Trade policy considerations
The FSPR reforms don’t appear to take into account trade policy and New Zealand’s role in a globalised, and increasingly interconnected, world. The Ministry of Foreign Affairs and Trade’s (“MFAT”) “Trade Agenda 2030” highlights diversification of exports as a necessary step to help support export growth. It notes that “overseas investment, trade in services, and the digital economy are growing parts of our trading future.” The reforms to the FSPR do not support that goal in my view, by making it more difficult for New Zealand to develop (and to attract to New Zealand) export-orientated financial service businesses.
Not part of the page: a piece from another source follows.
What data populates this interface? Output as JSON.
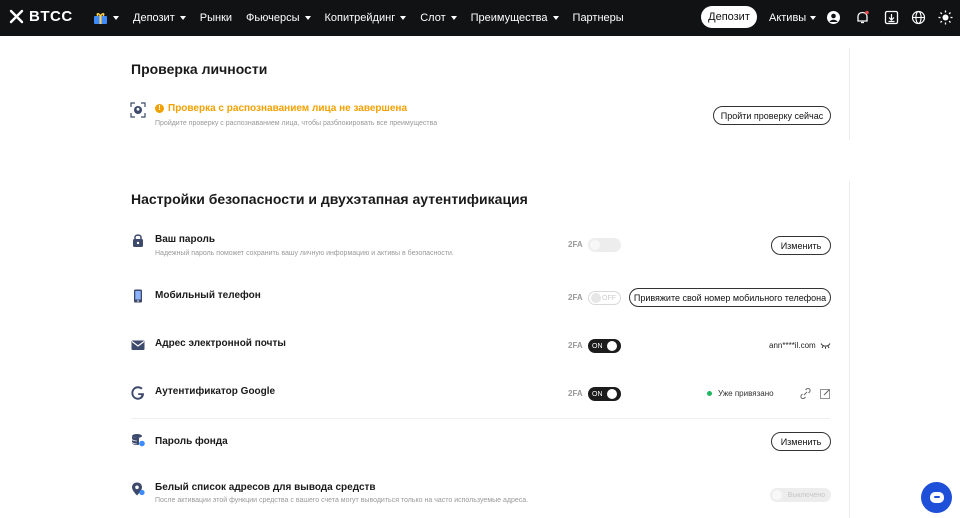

The proportion of New Zealand exports comprised of services is significantly lower than in comparable countries (after factoring out transport services, which are relatively high because of New Zealand’s isolation). The internet, ultra-fast broadband and other factors mean that New Zealand can export more services, including financial services. Countries such as Ireland and Singapore show that small advanced countries can develop and sustain a successful export-focused financial services sector. MFAT, Ministry for Primary Industries and other parts of the public sector oversee export-oriented industries effectively so the financial services sector agencies should be able to do that also.
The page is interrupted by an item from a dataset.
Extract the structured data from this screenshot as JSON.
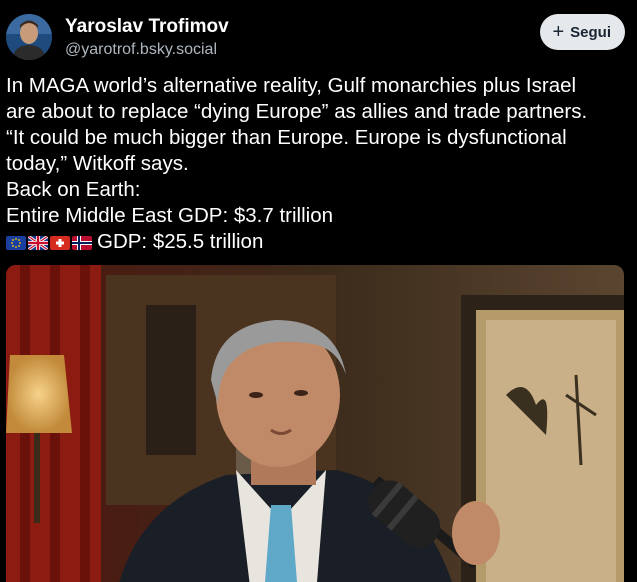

An alternative approach to reform that supports key policy goals
I think that there is an approach to reform of the FSPR that will allow New Zealand to better leverage its natural advantages and that will support development of financial service businesses (including FinTech) and export diversification. That approach would require all businesses that want to register on the FSPR to have substantive operations in New Zealand (where they are not otherwise licensed), with some exceptions. That approach is relatively simple and would resolve the issue that led to the reforms, which is the use of the FSPR as a “register of convenience”. Substantial New Zealand presence will allow regulators to better oversee the activities of those businesses and to take action in the event of misconduct. New Zealand companies that don’t have the required operations in New Zealand would not be permitted (in some cases) to operate financial service businesses. Registration, oversight and enforcement activities can be self-funding through charging higher fees to companies that are focused on servicing offshore customers.
A sector-wide strategy needed?
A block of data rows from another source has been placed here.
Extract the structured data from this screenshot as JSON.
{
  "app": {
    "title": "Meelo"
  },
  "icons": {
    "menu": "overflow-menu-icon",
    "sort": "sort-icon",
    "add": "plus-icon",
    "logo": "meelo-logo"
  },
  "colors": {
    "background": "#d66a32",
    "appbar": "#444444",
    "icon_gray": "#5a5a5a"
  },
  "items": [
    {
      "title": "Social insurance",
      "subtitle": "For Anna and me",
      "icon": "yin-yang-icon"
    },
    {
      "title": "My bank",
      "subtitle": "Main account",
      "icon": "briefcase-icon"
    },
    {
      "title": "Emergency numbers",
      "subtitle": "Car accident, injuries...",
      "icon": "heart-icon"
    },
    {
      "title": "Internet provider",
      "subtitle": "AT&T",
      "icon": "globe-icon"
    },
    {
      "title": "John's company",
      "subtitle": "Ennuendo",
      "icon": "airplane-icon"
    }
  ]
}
The FSPR reform highlights, in my view, the difficulty of implementing regulatory reforms in a complex world in the absence of a strategic plan at government level. In the absence of a strategic plan there is a risk that actions (or inactions) in the future will result in less than optimal outcomes. There are good initiatives being advanced currently including moves to open up New Zealand’s payments infrastructure and the Financial Markets Authority’s use of its powers to permit roboadvice services. However, those initiatives do not appear to be informed by an overarching strategy, so there’s a risk that the right resources are not being applied to the right areas at the right time. The Australian and UK governments have both developed overarching FinTech strategies.
The new coalition government has expressed real interest in increasing the export of services, which will be essential as it moves to place restrictions on activities that lead to substantial greenhouse gas emissions. It would be good to see government initiatives that take a long-term view of the financial services sector’s development and that provide a sound strategic and policy underpinning for further reforms.